A tie more tender still.
It lighters, it brightens
The tenebrific scene,
To meet with, and greet with
My Davie or my Jean!
Oh, how that name inspires my style !
The words come skelpin', rank and tile,
Amaist before I ken!
The ready measure rins as fine
s Phæbus and the famous Nine Then let us cheerfu' acquiesce; Nor make our scanty pleasures less,
Were glowrin' owre my pen.
My spaviet Pegasus will limp,
Till ance he's fairly het;
And then he'll hilch, and stilt, and jimp,
And rin an unico fit: An’s thankfu' for them yet,
But lest then, the beast then They gie the wit of age to youth;

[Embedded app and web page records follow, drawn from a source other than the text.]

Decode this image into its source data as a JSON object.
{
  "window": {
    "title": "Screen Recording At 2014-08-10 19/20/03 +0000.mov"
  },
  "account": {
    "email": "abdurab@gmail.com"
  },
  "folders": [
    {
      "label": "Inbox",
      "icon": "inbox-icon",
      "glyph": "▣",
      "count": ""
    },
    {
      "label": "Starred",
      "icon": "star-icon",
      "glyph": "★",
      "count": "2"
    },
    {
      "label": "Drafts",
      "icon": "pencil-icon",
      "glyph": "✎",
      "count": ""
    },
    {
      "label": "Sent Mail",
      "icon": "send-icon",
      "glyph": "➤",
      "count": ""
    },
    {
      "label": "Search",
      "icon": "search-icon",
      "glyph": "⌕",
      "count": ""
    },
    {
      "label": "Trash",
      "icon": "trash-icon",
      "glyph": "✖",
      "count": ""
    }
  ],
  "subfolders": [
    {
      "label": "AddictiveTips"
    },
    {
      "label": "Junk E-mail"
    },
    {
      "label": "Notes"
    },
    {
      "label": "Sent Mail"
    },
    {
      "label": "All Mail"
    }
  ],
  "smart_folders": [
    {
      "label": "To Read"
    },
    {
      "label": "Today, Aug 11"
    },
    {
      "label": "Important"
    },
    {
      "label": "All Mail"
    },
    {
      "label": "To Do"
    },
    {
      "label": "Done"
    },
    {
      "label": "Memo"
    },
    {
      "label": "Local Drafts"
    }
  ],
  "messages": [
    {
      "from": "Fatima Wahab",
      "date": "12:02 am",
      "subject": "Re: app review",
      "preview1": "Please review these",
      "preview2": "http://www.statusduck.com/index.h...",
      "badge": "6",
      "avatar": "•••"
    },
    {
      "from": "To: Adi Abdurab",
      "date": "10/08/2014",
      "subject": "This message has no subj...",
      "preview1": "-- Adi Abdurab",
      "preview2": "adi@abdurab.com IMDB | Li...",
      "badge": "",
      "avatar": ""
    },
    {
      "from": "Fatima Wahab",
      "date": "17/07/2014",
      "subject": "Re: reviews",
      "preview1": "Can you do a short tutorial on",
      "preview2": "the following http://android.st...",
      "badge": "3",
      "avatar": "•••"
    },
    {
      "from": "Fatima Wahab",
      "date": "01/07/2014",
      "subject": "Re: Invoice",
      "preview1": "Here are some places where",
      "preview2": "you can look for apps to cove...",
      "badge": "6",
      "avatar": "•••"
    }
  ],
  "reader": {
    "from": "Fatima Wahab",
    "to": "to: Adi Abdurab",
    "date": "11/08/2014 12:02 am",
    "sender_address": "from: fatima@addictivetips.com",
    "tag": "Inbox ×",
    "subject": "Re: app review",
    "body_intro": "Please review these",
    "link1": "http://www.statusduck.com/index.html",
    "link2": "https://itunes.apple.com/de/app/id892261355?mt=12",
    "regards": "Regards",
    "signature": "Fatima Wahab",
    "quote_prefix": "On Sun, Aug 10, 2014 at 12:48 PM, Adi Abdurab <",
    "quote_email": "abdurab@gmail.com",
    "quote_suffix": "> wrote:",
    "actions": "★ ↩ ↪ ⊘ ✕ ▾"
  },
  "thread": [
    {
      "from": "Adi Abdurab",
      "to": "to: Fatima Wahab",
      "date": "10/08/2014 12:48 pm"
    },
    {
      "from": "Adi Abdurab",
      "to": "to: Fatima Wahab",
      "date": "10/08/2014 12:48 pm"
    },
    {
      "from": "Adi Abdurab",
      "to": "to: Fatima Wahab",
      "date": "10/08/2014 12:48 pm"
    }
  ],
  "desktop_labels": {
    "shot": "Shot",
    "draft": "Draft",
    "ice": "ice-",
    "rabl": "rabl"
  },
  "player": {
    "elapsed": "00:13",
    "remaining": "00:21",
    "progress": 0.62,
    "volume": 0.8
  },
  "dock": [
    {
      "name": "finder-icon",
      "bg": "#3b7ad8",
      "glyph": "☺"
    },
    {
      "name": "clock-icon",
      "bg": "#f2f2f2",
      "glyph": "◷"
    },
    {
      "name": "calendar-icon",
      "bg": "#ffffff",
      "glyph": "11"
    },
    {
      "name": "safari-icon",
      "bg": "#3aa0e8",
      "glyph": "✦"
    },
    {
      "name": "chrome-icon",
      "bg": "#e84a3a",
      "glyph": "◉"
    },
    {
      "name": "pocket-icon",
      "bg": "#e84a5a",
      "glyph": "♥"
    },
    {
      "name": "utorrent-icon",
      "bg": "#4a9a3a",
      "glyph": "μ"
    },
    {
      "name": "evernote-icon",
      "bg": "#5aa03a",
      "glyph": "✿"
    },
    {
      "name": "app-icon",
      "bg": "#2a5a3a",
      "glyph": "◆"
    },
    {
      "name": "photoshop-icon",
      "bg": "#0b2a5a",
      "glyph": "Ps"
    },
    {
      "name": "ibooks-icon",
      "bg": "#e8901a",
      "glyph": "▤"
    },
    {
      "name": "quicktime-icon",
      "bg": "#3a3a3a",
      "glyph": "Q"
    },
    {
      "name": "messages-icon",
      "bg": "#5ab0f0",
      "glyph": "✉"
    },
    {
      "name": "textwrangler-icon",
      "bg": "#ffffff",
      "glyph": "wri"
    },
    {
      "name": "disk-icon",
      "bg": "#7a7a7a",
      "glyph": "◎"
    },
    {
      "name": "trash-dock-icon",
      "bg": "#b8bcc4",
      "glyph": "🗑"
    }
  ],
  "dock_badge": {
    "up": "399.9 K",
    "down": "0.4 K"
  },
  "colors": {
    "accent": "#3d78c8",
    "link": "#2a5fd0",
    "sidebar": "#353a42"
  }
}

Should rue this hasty ride, They let us ken oursel;
I'll light now, and diglit now,
His sweaty, wizen'd hide.
Be lessons right serere,
Storrss fu the Dril. (6)
Oh Prince! Oh chief of many throned pow'rs,
That led th' embattled seraphim to war. But tent me, Davie, ace o' hearts !
MILTON. (To say aught less wad wrang the cartes, And flatt'ry I detest)
On thou! whatever title suit thee, This life has joys for you and I;
Auld Hornie, Satan, Nick, or Clootie, And joys that riches ne'er could buy :
Wha in yon cavem grim and sootie, And joys the very best.
Closed under hatches, There's a' the pleasures o' the heart,
Spairges about the brunstane cootie, The lover and the frien';
To scaud poor wretches!
And let poor damned bodies be;
I'm sure sma' pleasure it can gie,
Een to a deil
To skelp and scaud poor dogs like me.
And hear us squeel!